For my sample group of 50k races, I tried to select events that were held concurrently with 100-mile races. Since the course was open for a long time for the 100-mile runners, 50k runners were afforded plenty of time to finish. The table below shows you a breakdown of my race sample.
I included races that were a little under or over 50k because, for the purposes of this experiment, the important thing was who registered and finished, not how long they spent on the course.
Then I analyzed my dataset to compare finisher-oriented ultras to challenging ones, to see if there were differences in who chooses to run each type of event, and consequently finishes them. My findings are in the tables below.
Did you see? Across both distances, the finisher-oriented ultras had greater proportions of finishers who were women and/or masters or grandmasters.
Choosing to race and deciding on which event to take on are personal decisions. Some people embrace the challenge of tough courses. Some people challenge themselves on flatter courses to set personal bests in a given distance. Given how much runners invest in their training and racing, it makes sense that many runners choose races with cutoff times that give them more breathing room in their quest for a medal or belt buckle.
These events can be more fun for a runner who might otherwise be racing the clock, or feeling that nothing short of a perfect day will allow them to put their training to good use. I know at least a few of these races make a conscious commitment to provide the same stellar treatment to runners regardless of where they are in the pack, too: no picked-over aid stations. Registration numbers show the community values these races, and the finisher demographics show they are inviting people into, or keeping them in, the sport.
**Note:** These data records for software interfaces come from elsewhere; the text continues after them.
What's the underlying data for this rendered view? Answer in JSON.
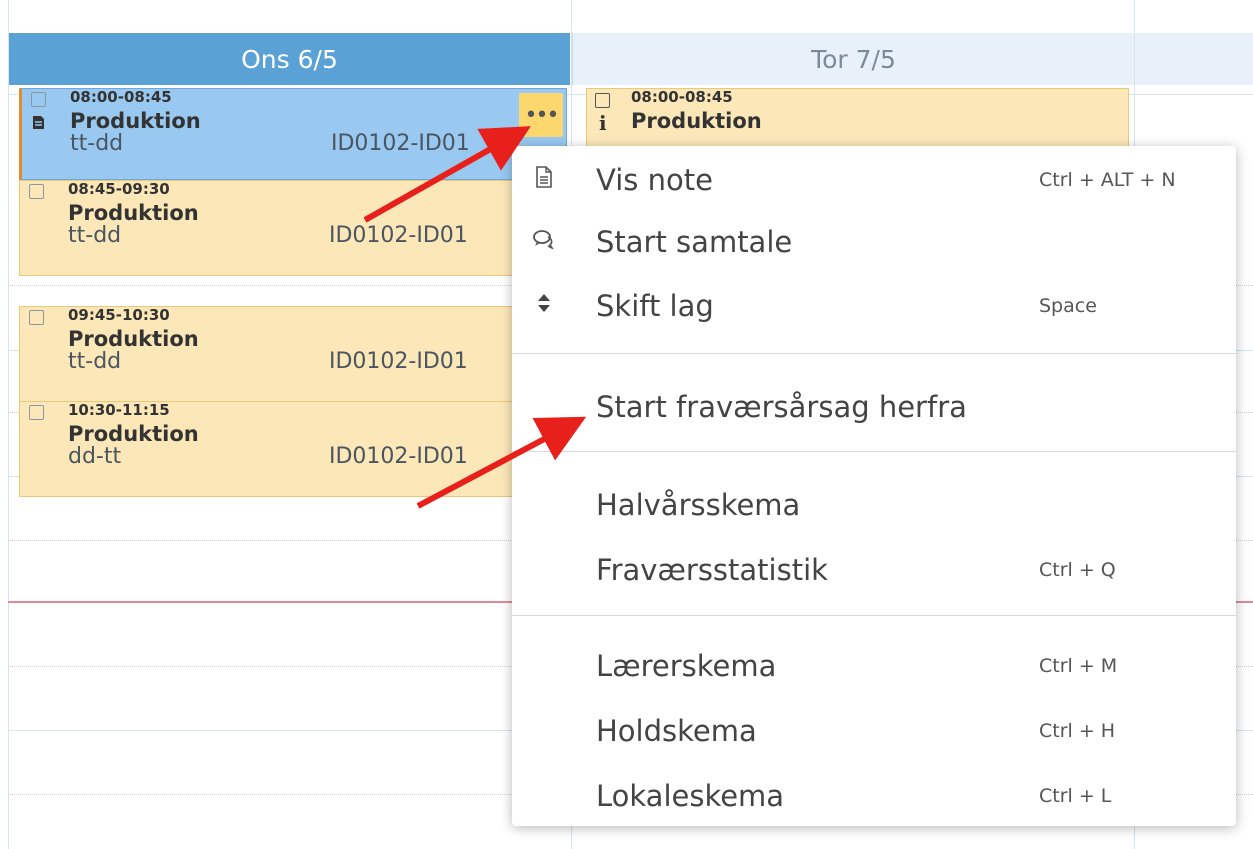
{
  "days": {
    "active": "Ons 6/5",
    "next": "Tor 7/5"
  },
  "events": [
    {
      "time": "08:00-08:45",
      "title": "Produktion",
      "group": "tt-dd",
      "id": "ID0102-ID01"
    },
    {
      "time": "08:45-09:30",
      "title": "Produktion",
      "group": "tt-dd",
      "id": "ID0102-ID01"
    },
    {
      "time": "09:45-10:30",
      "title": "Produktion",
      "group": "tt-dd",
      "id": "ID0102-ID01"
    },
    {
      "time": "10:30-11:15",
      "title": "Produktion",
      "group": "dd-tt",
      "id": "ID0102-ID01"
    }
  ],
  "next_event": {
    "time": "08:00-08:45",
    "title": "Produktion",
    "info_icon": "i"
  },
  "more_button": "•••",
  "menu": {
    "items": [
      {
        "label": "Vis note",
        "shortcut": "Ctrl + ALT + N",
        "icon": "note-icon"
      },
      {
        "label": "Start samtale",
        "shortcut": "",
        "icon": "chat-icon"
      },
      {
        "label": "Skift lag",
        "shortcut": "Space",
        "icon": "sort-icon"
      },
      {
        "label": "Start fraværsårsag herfra",
        "shortcut": ""
      },
      {
        "label": "Halvårsskema",
        "shortcut": ""
      },
      {
        "label": "Fraværsstatistik",
        "shortcut": "Ctrl + Q"
      },
      {
        "label": "Lærerskema",
        "shortcut": "Ctrl + M"
      },
      {
        "label": "Holdskema",
        "shortcut": "Ctrl + H"
      },
      {
        "label": "Lokaleskema",
        "shortcut": "Ctrl + L"
      }
    ]
  },
  "colors": {
    "active_header": "#5aa2d6",
    "event_bg": "#fbe7b8",
    "selected_event_bg": "#99c9f1",
    "arrow": "#e8201c"
  }
}
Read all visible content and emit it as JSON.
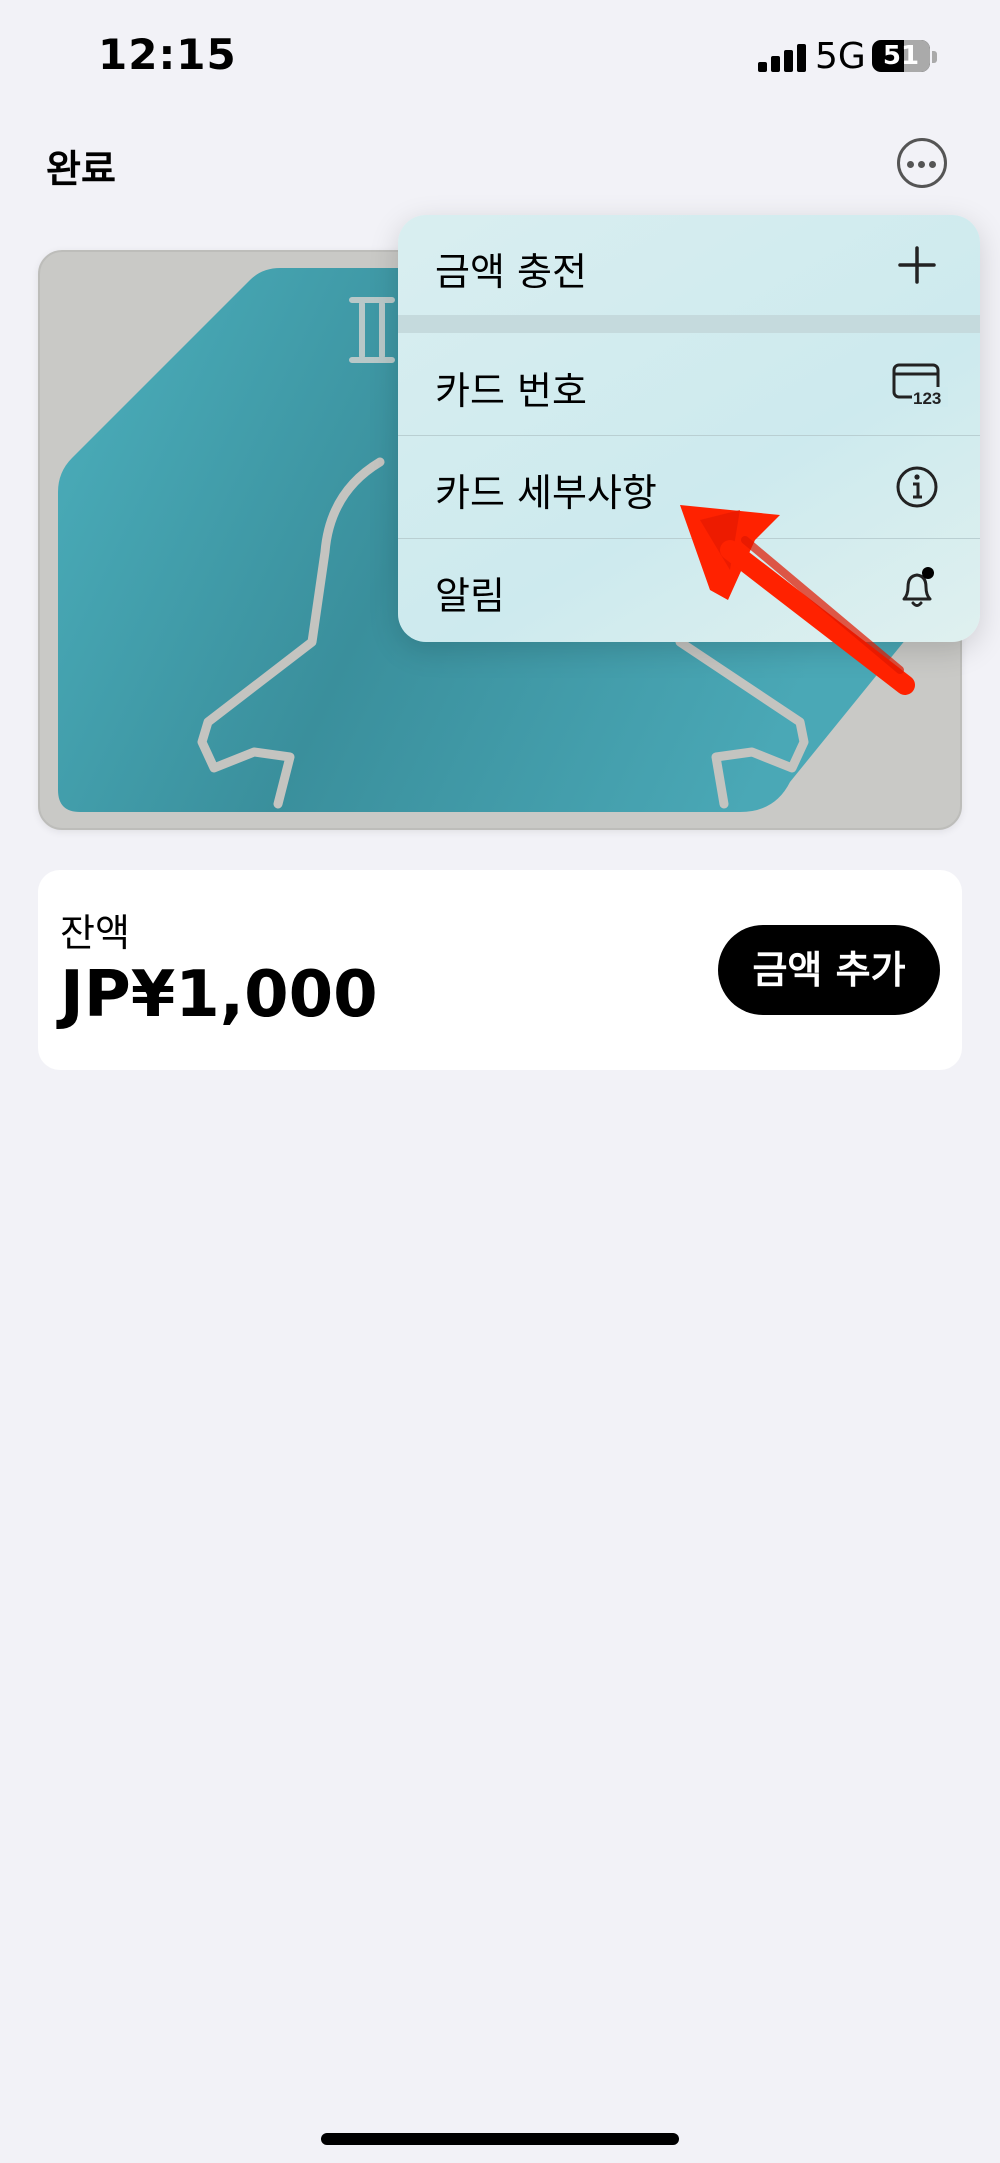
{
  "status_bar": {
    "time": "12:15",
    "network": "5G",
    "battery": "51"
  },
  "nav": {
    "done": "완료"
  },
  "menu": {
    "items": [
      {
        "label": "금액 충전",
        "icon": "plus-icon"
      },
      {
        "label": "카드 번호",
        "icon": "card-number-icon",
        "icon_text": "123"
      },
      {
        "label": "카드 세부사항",
        "icon": "info-icon"
      },
      {
        "label": "알림",
        "icon": "bell-badge-icon"
      }
    ]
  },
  "balance": {
    "label": "잔액",
    "amount": "JP¥1,000",
    "button": "금액 추가"
  },
  "colors": {
    "card_teal": "#4aa6b5",
    "card_gray": "#c9c9c6",
    "annotation": "#ff2200",
    "menu_bg": "#d4ecef"
  }
}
The conversation about diversity in trail running and ultrarunning is ongoing. If we value a welcoming community and growth in the sport, it makes sense to promote races that allow runners of a range of abilities a good shot at finishing. Some races are contributing to this growth by attracting runners who are, by comparison, less represented at some iconic and challenging North American races.
The takeaway here? There’s more than one kind of great trail race and ultramarathon. We rightfully celebrate the tough and competitive events. But we also have a lot of love for the race directors and volunteers who, by putting in extra hours on the course, enrich our sport, too.
Call for Comments
- What are your thoughts on this?
- Do you find time cutoffs to be a barrier, preventing you from trying any races you’d love to do?